Top of Data supplied
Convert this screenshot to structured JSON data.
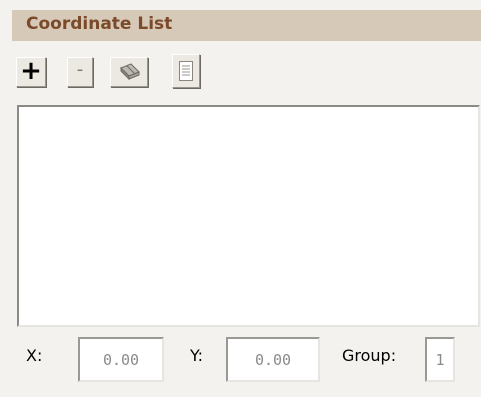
{
  "panel": {
    "title": "Coordinate List"
  },
  "toolbar": {
    "add_label": "+",
    "remove_label": "-",
    "erase_icon": "eraser-icon",
    "document_icon": "document-icon"
  },
  "coordinate_list": {
    "items": []
  },
  "fields": {
    "x_label": "X:",
    "x_value": "0.00",
    "y_label": "Y:",
    "y_value": "0.00",
    "group_label": "Group:",
    "group_value": "1"
  },
  "colors": {
    "title_background": "#d6c9b7",
    "title_text": "#7a4a2a",
    "panel_background": "#f4f2ee"
  }
}
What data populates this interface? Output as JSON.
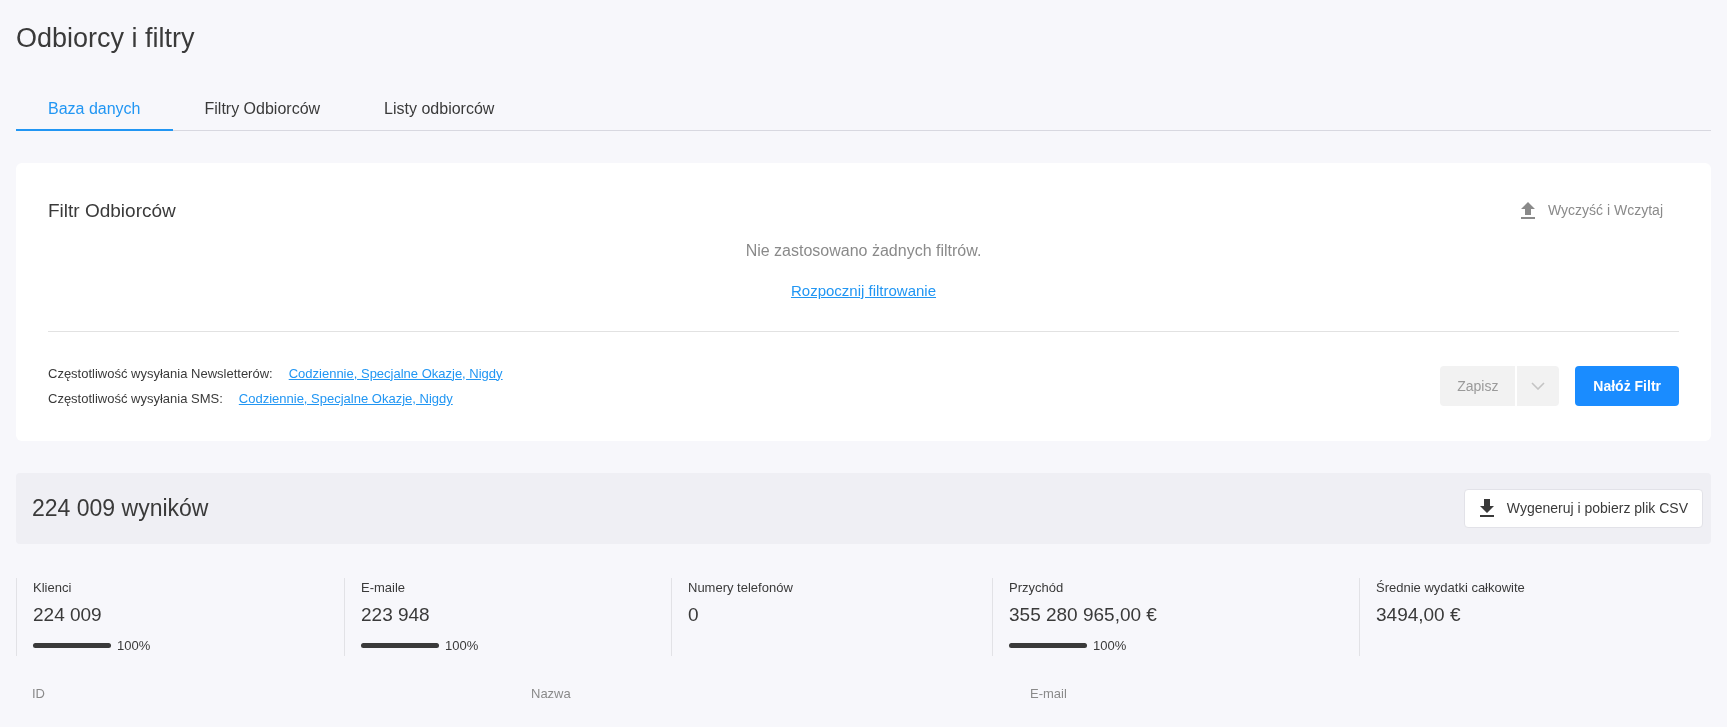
{
  "page_title": "Odbiorcy i filtry",
  "tabs": [
    {
      "label": "Baza danych",
      "selected": true
    },
    {
      "label": "Filtry Odbiorców",
      "selected": false
    },
    {
      "label": "Listy odbiorców",
      "selected": false
    }
  ],
  "filter_card": {
    "title": "Filtr Odbiorców",
    "clear_button": "Wyczyść i Wczytaj",
    "empty_message": "Nie zastosowano żadnych filtrów.",
    "start_link": "Rozpocznij filtrowanie",
    "conditions": [
      {
        "label": "Częstotliwość wysyłania Newsletterów:",
        "value": "Codziennie, Specjalne Okazje, Nigdy"
      },
      {
        "label": "Częstotliwość wysyłania SMS:",
        "value": "Codziennie, Specjalne Okazje, Nigdy"
      }
    ],
    "save_button": {
      "label": "Zapisz",
      "disabled": true
    },
    "apply_button": "Nałóż Filtr"
  },
  "results": {
    "count": "224 009 wyników",
    "csv_button": "Wygeneruj i pobierz plik CSV"
  },
  "stats": [
    {
      "label": "Klienci",
      "value": "224 009",
      "level": 1,
      "percent": "100%"
    },
    {
      "label": "E-maile",
      "value": "223 948",
      "level": 1,
      "percent": "100%"
    },
    {
      "label": "Numery telefonów",
      "value": "0"
    },
    {
      "label": "Przychód",
      "value": "355 280 965,00 €",
      "level": 1,
      "percent": "100%"
    },
    {
      "label": "Średnie wydatki całkowite",
      "value": "3494,00 €"
    }
  ],
  "table": {
    "columns": [
      "ID",
      "Nazwa",
      "E-mail"
    ]
  }
}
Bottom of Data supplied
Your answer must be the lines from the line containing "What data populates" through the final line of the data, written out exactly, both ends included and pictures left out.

Answer below:
What data populates this interface? Output as JSON.
{
  "page_title": "Odbiorcy i filtry",
  "tabs": [
    {
      "label": "Baza danych",
      "selected": true
    },
    {
      "label": "Filtry Odbiorców",
      "selected": false
    },
    {
      "label": "Listy odbiorców",
      "selected": false
    }
  ],
  "filter_card": {
    "title": "Filtr Odbiorców",
    "clear_button": "Wyczyść i Wczytaj",
    "empty_message": "Nie zastosowano żadnych filtrów.",
    "start_link": "Rozpocznij filtrowanie",
    "conditions": [
      {
        "label": "Częstotliwość wysyłania Newsletterów:",
        "value": "Codziennie, Specjalne Okazje, Nigdy"
      },
      {
        "label": "Częstotliwość wysyłania SMS:",
        "value": "Codziennie, Specjalne Okazje, Nigdy"
      }
    ],
    "save_button": {
      "label": "Zapisz",
      "disabled": true
    },
    "apply_button": "Nałóż Filtr"
  },
  "results": {
    "count": "224 009 wyników",
    "csv_button": "Wygeneruj i pobierz plik CSV"
  },
  "stats": [
    {
      "label": "Klienci",
      "value": "224 009",
      "level": 1,
      "percent": "100%"
    },
    {
      "label": "E-maile",
      "value": "223 948",
      "level": 1,
      "percent": "100%"
    },
    {
      "label": "Numery telefonów",
      "value": "0"
    },
    {
      "label": "Przychód",
      "value": "355 280 965,00 €",
      "level": 1,
      "percent": "100%"
    },
    {
      "label": "Średnie wydatki całkowite",
      "value": "3494,00 €"
    }
  ],
  "table": {
    "columns": [
      "ID",
      "Nazwa",
      "E-mail"
    ]
  }
}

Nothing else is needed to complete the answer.